Had Assange not sought refuge in the Ecuadorean embassy in London, he would have been on his way to the kind of American torture pit Chelsea Manning had to endure.
This prospect was obscured by the grim farce played out in Sweden. "It's a laughing stock," said James Catlin, one of Assange's Australian lawyers. "It is as if they make it up as they go along."
It may have seemed that way, but there was always serious purpose. In 2008, a secret Pentagon document prepared by the "Cyber Counterintelligence Assessments Branch" foretold a detailed plan to discredit WikiLeaks and smear Assange personally.
The "mission" was to destroy the "trust" that was WikiLeaks' "centre of gravity." This would be achieved with threats of "exposure [and] criminal prosecution." Silencing and criminalizing such an unpredictable source of truth-telling was the aim.
Perhaps this was understandable. WikiLeaks has exposed the way America dominates much of human affairs, including its epic crimes, especially in Afghanistan and Iraq: the wholesale, often homicidal killing of civilians and the contempt for sovereignty and international law.

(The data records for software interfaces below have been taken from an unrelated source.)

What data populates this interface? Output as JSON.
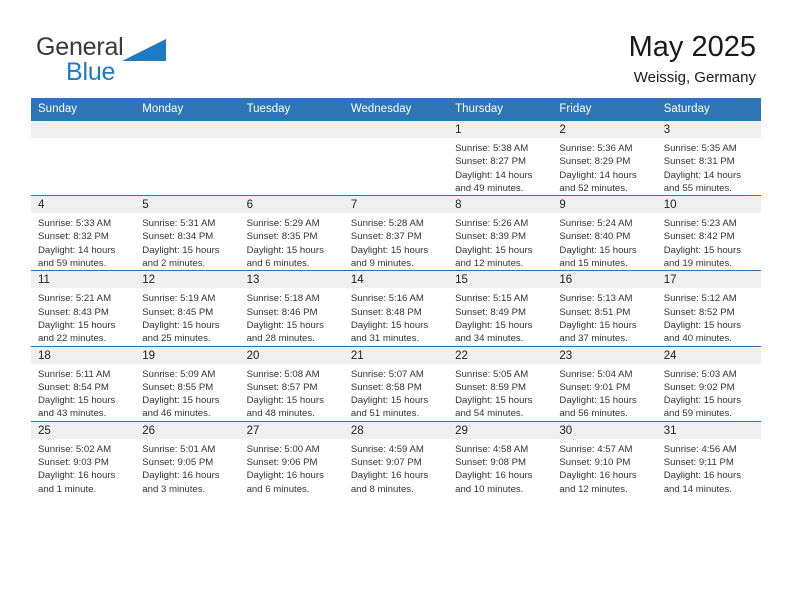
{
  "brand": {
    "name_top": "General",
    "name_bottom": "Blue",
    "accent_color": "#1f7bc1",
    "top_color": "#3a3a3a"
  },
  "header": {
    "title": "May 2025",
    "subtitle": "Weissig, Germany"
  },
  "theme": {
    "header_blue": "#2e75b6",
    "daynum_band": "#efefef",
    "row_divider": "#2e75b6"
  },
  "weekday_headers": [
    "Sunday",
    "Monday",
    "Tuesday",
    "Wednesday",
    "Thursday",
    "Friday",
    "Saturday"
  ],
  "weeks": [
    [
      {
        "day": "",
        "sunrise": "",
        "sunset": "",
        "daylight_1": "",
        "daylight_2": ""
      },
      {
        "day": "",
        "sunrise": "",
        "sunset": "",
        "daylight_1": "",
        "daylight_2": ""
      },
      {
        "day": "",
        "sunrise": "",
        "sunset": "",
        "daylight_1": "",
        "daylight_2": ""
      },
      {
        "day": "",
        "sunrise": "",
        "sunset": "",
        "daylight_1": "",
        "daylight_2": ""
      },
      {
        "day": "1",
        "sunrise": "Sunrise: 5:38 AM",
        "sunset": "Sunset: 8:27 PM",
        "daylight_1": "Daylight: 14 hours",
        "daylight_2": "and 49 minutes."
      },
      {
        "day": "2",
        "sunrise": "Sunrise: 5:36 AM",
        "sunset": "Sunset: 8:29 PM",
        "daylight_1": "Daylight: 14 hours",
        "daylight_2": "and 52 minutes."
      },
      {
        "day": "3",
        "sunrise": "Sunrise: 5:35 AM",
        "sunset": "Sunset: 8:31 PM",
        "daylight_1": "Daylight: 14 hours",
        "daylight_2": "and 55 minutes."
      }
    ],
    [
      {
        "day": "4",
        "sunrise": "Sunrise: 5:33 AM",
        "sunset": "Sunset: 8:32 PM",
        "daylight_1": "Daylight: 14 hours",
        "daylight_2": "and 59 minutes."
      },
      {
        "day": "5",
        "sunrise": "Sunrise: 5:31 AM",
        "sunset": "Sunset: 8:34 PM",
        "daylight_1": "Daylight: 15 hours",
        "daylight_2": "and 2 minutes."
      },
      {
        "day": "6",
        "sunrise": "Sunrise: 5:29 AM",
        "sunset": "Sunset: 8:35 PM",
        "daylight_1": "Daylight: 15 hours",
        "daylight_2": "and 6 minutes."
      },
      {
        "day": "7",
        "sunrise": "Sunrise: 5:28 AM",
        "sunset": "Sunset: 8:37 PM",
        "daylight_1": "Daylight: 15 hours",
        "daylight_2": "and 9 minutes."
      },
      {
        "day": "8",
        "sunrise": "Sunrise: 5:26 AM",
        "sunset": "Sunset: 8:39 PM",
        "daylight_1": "Daylight: 15 hours",
        "daylight_2": "and 12 minutes."
      },
      {
        "day": "9",
        "sunrise": "Sunrise: 5:24 AM",
        "sunset": "Sunset: 8:40 PM",
        "daylight_1": "Daylight: 15 hours",
        "daylight_2": "and 15 minutes."
      },
      {
        "day": "10",
        "sunrise": "Sunrise: 5:23 AM",
        "sunset": "Sunset: 8:42 PM",
        "daylight_1": "Daylight: 15 hours",
        "daylight_2": "and 19 minutes."
      }
    ],
    [
      {
        "day": "11",
        "sunrise": "Sunrise: 5:21 AM",
        "sunset": "Sunset: 8:43 PM",
        "daylight_1": "Daylight: 15 hours",
        "daylight_2": "and 22 minutes."
      },
      {
        "day": "12",
        "sunrise": "Sunrise: 5:19 AM",
        "sunset": "Sunset: 8:45 PM",
        "daylight_1": "Daylight: 15 hours",
        "daylight_2": "and 25 minutes."
      },
      {
        "day": "13",
        "sunrise": "Sunrise: 5:18 AM",
        "sunset": "Sunset: 8:46 PM",
        "daylight_1": "Daylight: 15 hours",
        "daylight_2": "and 28 minutes."
      },
      {
        "day": "14",
        "sunrise": "Sunrise: 5:16 AM",
        "sunset": "Sunset: 8:48 PM",
        "daylight_1": "Daylight: 15 hours",
        "daylight_2": "and 31 minutes."
      },
      {
        "day": "15",
        "sunrise": "Sunrise: 5:15 AM",
        "sunset": "Sunset: 8:49 PM",
        "daylight_1": "Daylight: 15 hours",
        "daylight_2": "and 34 minutes."
      },
      {
        "day": "16",
        "sunrise": "Sunrise: 5:13 AM",
        "sunset": "Sunset: 8:51 PM",
        "daylight_1": "Daylight: 15 hours",
        "daylight_2": "and 37 minutes."
      },
      {
        "day": "17",
        "sunrise": "Sunrise: 5:12 AM",
        "sunset": "Sunset: 8:52 PM",
        "daylight_1": "Daylight: 15 hours",
        "daylight_2": "and 40 minutes."
      }
    ],
    [
      {
        "day": "18",
        "sunrise": "Sunrise: 5:11 AM",
        "sunset": "Sunset: 8:54 PM",
        "daylight_1": "Daylight: 15 hours",
        "daylight_2": "and 43 minutes."
      },
      {
        "day": "19",
        "sunrise": "Sunrise: 5:09 AM",
        "sunset": "Sunset: 8:55 PM",
        "daylight_1": "Daylight: 15 hours",
        "daylight_2": "and 46 minutes."
      },
      {
        "day": "20",
        "sunrise": "Sunrise: 5:08 AM",
        "sunset": "Sunset: 8:57 PM",
        "daylight_1": "Daylight: 15 hours",
        "daylight_2": "and 48 minutes."
      },
      {
        "day": "21",
        "sunrise": "Sunrise: 5:07 AM",
        "sunset": "Sunset: 8:58 PM",
        "daylight_1": "Daylight: 15 hours",
        "daylight_2": "and 51 minutes."
      },
      {
        "day": "22",
        "sunrise": "Sunrise: 5:05 AM",
        "sunset": "Sunset: 8:59 PM",
        "daylight_1": "Daylight: 15 hours",
        "daylight_2": "and 54 minutes."
      },
      {
        "day": "23",
        "sunrise": "Sunrise: 5:04 AM",
        "sunset": "Sunset: 9:01 PM",
        "daylight_1": "Daylight: 15 hours",
        "daylight_2": "and 56 minutes."
      },
      {
        "day": "24",
        "sunrise": "Sunrise: 5:03 AM",
        "sunset": "Sunset: 9:02 PM",
        "daylight_1": "Daylight: 15 hours",
        "daylight_2": "and 59 minutes."
      }
    ],
    [
      {
        "day": "25",
        "sunrise": "Sunrise: 5:02 AM",
        "sunset": "Sunset: 9:03 PM",
        "daylight_1": "Daylight: 16 hours",
        "daylight_2": "and 1 minute."
      },
      {
        "day": "26",
        "sunrise": "Sunrise: 5:01 AM",
        "sunset": "Sunset: 9:05 PM",
        "daylight_1": "Daylight: 16 hours",
        "daylight_2": "and 3 minutes."
      },
      {
        "day": "27",
        "sunrise": "Sunrise: 5:00 AM",
        "sunset": "Sunset: 9:06 PM",
        "daylight_1": "Daylight: 16 hours",
        "daylight_2": "and 6 minutes."
      },
      {
        "day": "28",
        "sunrise": "Sunrise: 4:59 AM",
        "sunset": "Sunset: 9:07 PM",
        "daylight_1": "Daylight: 16 hours",
        "daylight_2": "and 8 minutes."
      },
      {
        "day": "29",
        "sunrise": "Sunrise: 4:58 AM",
        "sunset": "Sunset: 9:08 PM",
        "daylight_1": "Daylight: 16 hours",
        "daylight_2": "and 10 minutes."
      },
      {
        "day": "30",
        "sunrise": "Sunrise: 4:57 AM",
        "sunset": "Sunset: 9:10 PM",
        "daylight_1": "Daylight: 16 hours",
        "daylight_2": "and 12 minutes."
      },
      {
        "day": "31",
        "sunrise": "Sunrise: 4:56 AM",
        "sunset": "Sunset: 9:11 PM",
        "daylight_1": "Daylight: 16 hours",
        "daylight_2": "and 14 minutes."
      }
    ]
  ]
}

These disclosures are protected by the First Amendment of the US Constitution. As a presidential candidate in 2008, Barack Obama, a professor of constitutional law, lauded whistleblowers as "part of a healthy democracy [and they] must be protected from reprisal."